Feelings of Guilt in Recovery

Guilt is generally described as a negative feeling associated with violating your own personal code. It’s perfectly normal, healthy even, to experience some level of guilt when you begin recovering from addiction to drugs or alcohol. When you were using, you may have been oblivious to the physical and emotional pain you caused to those around you. Although it may not be possible to make amends with everyone, you can begin addressing these topics in family therapy which is often part of drug treatment programs. You might also feel guilt for no discernible reason at times. These unresolved feelings of guilt can damage your sense of self-worth and weaken your resolve to maintain sobriety.

Experiencing Shame in Addiction Recovery

Shame is a similar feeling, but it stems from violating the rules and expectations of those around you. Fear of judgment or feelings of unworthiness can develop when someone is struggling with shame. If you don’t deal with this state of mind in a healthy manner, you might shrink inward and stunt your personal growth. Some people feel the need to punish themselves when they feel this way, but this does not lead to healthy change.

Coping with Guilt and Shame in Recovery

Many of those suffering from abuse or trauma struggle with self-esteem issues. Patterns of negative thinking like when you struggle to move past guilt or shame in recovery can also lead to low self-esteem and increase your risk of relapse.

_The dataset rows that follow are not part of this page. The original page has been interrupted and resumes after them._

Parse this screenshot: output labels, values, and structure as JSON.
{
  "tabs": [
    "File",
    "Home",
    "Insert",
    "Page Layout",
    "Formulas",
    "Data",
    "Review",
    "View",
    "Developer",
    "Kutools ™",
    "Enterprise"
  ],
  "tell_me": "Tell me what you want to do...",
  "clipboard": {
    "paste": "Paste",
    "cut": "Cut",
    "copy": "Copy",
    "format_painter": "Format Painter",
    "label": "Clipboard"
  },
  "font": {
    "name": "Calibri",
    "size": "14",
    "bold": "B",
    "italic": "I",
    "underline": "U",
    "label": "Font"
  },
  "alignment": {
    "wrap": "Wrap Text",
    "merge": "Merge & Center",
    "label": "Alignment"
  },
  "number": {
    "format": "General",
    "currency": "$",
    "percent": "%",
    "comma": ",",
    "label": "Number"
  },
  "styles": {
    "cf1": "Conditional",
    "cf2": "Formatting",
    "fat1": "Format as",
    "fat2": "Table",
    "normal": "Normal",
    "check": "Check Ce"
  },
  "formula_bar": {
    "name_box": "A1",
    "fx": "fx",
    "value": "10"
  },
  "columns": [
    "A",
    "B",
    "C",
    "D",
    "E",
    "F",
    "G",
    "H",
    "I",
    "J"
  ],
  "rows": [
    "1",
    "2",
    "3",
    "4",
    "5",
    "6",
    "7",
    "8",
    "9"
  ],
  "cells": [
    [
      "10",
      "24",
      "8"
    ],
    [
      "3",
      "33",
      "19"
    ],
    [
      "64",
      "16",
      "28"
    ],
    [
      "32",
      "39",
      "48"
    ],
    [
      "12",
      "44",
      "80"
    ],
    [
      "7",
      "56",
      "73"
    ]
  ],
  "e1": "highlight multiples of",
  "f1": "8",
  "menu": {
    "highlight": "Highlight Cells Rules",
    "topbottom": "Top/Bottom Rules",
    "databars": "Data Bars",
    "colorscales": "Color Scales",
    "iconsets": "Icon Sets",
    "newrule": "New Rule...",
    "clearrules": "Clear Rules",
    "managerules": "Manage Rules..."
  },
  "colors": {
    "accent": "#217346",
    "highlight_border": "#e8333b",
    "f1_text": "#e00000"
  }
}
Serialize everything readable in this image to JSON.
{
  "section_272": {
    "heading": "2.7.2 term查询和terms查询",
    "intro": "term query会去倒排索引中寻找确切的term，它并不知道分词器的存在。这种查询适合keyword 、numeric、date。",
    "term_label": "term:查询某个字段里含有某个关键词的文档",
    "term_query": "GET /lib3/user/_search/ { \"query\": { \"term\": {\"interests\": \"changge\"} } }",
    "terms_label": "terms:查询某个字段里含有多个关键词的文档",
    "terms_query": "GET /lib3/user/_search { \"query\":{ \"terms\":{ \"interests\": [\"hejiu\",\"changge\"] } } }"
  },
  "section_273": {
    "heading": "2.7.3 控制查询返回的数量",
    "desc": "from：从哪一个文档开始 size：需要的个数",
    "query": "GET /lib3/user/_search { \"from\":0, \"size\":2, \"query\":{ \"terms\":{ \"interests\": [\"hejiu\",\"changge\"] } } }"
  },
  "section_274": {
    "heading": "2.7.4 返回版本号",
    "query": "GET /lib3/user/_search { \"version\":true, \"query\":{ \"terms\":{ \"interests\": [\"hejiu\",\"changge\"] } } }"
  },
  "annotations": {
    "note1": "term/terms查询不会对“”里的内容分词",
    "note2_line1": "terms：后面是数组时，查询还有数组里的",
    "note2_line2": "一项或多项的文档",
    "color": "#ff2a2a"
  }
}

Some ways you can confront these feelings in a healthy way include:

  • Examining why you feel guilty or ashamed and changing negative behaviors.
  • Talking about your feelings with a loved one, friend, sponsor or therapist.
  • Forgiving yourself for past transgressions.
  • Being proud of the positive changes you have made.
  • Valuing yourself as a person.
  • Avoiding reliance on the approval of others.
  • Empathizing with others to gain control of your attitude towards yourself.

Get Help with Guilt and Shame from Addiction at Design for Change

Understanding that addiction is a disease and not a choice is one of the keys to recovery. Your addiction is not a personal or moral failing. Your loved ones don’t want you to feel guilty or ashamed. They want you to heal from this disease, and so do we. At Design for Change in Lancaster, California, we can work with you to develop a treatment program that meets your individual needs. Our residential treatment center is a neutral space where you can join a nurturing community and support system. Contact our team today for information on how we can help you make lasting, positive change in your life.

A woman struggles with guilt and shame in recovery from addiction.